Exact repetition is the task: copy every entry below.

(Records provided)
BEGIN
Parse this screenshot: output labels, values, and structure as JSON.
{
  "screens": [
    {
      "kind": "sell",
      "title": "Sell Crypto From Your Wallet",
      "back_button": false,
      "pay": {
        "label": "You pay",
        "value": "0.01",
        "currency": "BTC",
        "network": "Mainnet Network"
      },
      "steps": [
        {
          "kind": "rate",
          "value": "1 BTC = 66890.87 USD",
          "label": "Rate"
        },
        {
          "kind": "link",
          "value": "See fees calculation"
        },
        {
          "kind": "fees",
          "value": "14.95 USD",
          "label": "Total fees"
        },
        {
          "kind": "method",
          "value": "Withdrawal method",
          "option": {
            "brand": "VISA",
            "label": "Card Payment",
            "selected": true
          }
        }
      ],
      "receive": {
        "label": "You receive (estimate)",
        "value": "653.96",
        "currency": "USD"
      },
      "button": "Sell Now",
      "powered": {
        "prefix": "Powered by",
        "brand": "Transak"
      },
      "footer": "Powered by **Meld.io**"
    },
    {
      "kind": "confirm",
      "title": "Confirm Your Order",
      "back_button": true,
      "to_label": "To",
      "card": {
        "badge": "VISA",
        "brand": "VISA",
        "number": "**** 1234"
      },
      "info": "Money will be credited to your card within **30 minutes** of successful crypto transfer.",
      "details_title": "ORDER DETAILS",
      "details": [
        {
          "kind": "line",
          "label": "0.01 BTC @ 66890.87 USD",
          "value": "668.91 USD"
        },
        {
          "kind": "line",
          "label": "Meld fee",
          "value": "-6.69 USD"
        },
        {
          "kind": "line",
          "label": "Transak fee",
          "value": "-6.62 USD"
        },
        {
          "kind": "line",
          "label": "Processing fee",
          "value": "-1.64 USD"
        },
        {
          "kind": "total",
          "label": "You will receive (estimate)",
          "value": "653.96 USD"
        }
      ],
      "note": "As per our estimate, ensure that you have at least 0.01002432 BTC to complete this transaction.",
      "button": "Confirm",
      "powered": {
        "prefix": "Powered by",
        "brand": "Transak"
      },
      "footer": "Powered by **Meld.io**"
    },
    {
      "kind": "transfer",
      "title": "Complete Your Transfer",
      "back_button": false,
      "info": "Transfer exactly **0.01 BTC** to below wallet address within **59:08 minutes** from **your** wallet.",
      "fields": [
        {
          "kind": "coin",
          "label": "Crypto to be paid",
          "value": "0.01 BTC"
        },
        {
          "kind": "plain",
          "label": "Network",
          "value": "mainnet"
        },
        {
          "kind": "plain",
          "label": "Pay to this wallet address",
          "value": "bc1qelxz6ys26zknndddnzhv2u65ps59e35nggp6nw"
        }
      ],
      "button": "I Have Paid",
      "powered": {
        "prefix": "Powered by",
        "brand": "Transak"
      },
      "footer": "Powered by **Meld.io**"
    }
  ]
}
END
(Worked solution)
Parse this screenshot: output labels, values, and structure as JSON.
{
  "screens": [
    {
      "kind": "sell",
      "title": "Sell Crypto From Your Wallet",
      "back_button": false,
      "pay": {
        "label": "You pay",
        "value": "0.01",
        "currency": "BTC",
        "network": "Mainnet Network"
      },
      "steps": [
        {
          "kind": "rate",
          "value": "1 BTC = 66890.87 USD",
          "label": "Rate"
        },
        {
          "kind": "link",
          "value": "See fees calculation"
        },
        {
          "kind": "fees",
          "value": "14.95 USD",
          "label": "Total fees"
        },
        {
          "kind": "method",
          "value": "Withdrawal method",
          "option": {
            "brand": "VISA",
            "label": "Card Payment",
            "selected": true
          }
        }
      ],
      "receive": {
        "label": "You receive (estimate)",
        "value": "653.96",
        "currency": "USD"
      },
      "button": "Sell Now",
      "powered": {
        "prefix": "Powered by",
        "brand": "Transak"
      },
      "footer": "Powered by **Meld.io**"
    },
    {
      "kind": "confirm",
      "title": "Confirm Your Order",
      "back_button": true,
      "to_label": "To",
      "card": {
        "badge": "VISA",
        "brand": "VISA",
        "number": "**** 1234"
      },
      "info": "Money will be credited to your card within **30 minutes** of successful crypto transfer.",
      "details_title": "ORDER DETAILS",
      "details": [
        {
          "kind": "line",
          "label": "0.01 BTC @ 66890.87 USD",
          "value": "668.91 USD"
        },
        {
          "kind": "line",
          "label": "Meld fee",
          "value": "-6.69 USD"
        },
        {
          "kind": "line",
          "label": "Transak fee",
          "value": "-6.62 USD"
        },
        {
          "kind": "line",
          "label": "Processing fee",
          "value": "-1.64 USD"
        },
        {
          "kind": "total",
          "label": "You will receive (estimate)",
          "value": "653.96 USD"
        }
      ],
      "note": "As per our estimate, ensure that you have at least 0.01002432 BTC to complete this transaction.",
      "button": "Confirm",
      "powered": {
        "prefix": "Powered by",
        "brand": "Transak"
      },
      "footer": "Powered by **Meld.io**"
    },
    {
      "kind": "transfer",
      "title": "Complete Your Transfer",
      "back_button": false,
      "info": "Transfer exactly **0.01 BTC** to below wallet address within **59:08 minutes** from **your** wallet.",
      "fields": [
        {
          "kind": "coin",
          "label": "Crypto to be paid",
          "value": "0.01 BTC"
        },
        {
          "kind": "plain",
          "label": "Network",
          "value": "mainnet"
        },
        {
          "kind": "plain",
          "label": "Pay to this wallet address",
          "value": "bc1qelxz6ys26zknndddnzhv2u65ps59e35nggp6nw"
        }
      ],
      "button": "I Have Paid",
      "powered": {
        "prefix": "Powered by",
        "brand": "Transak"
      },
      "footer": "Powered by **Meld.io**"
    }
  ]
}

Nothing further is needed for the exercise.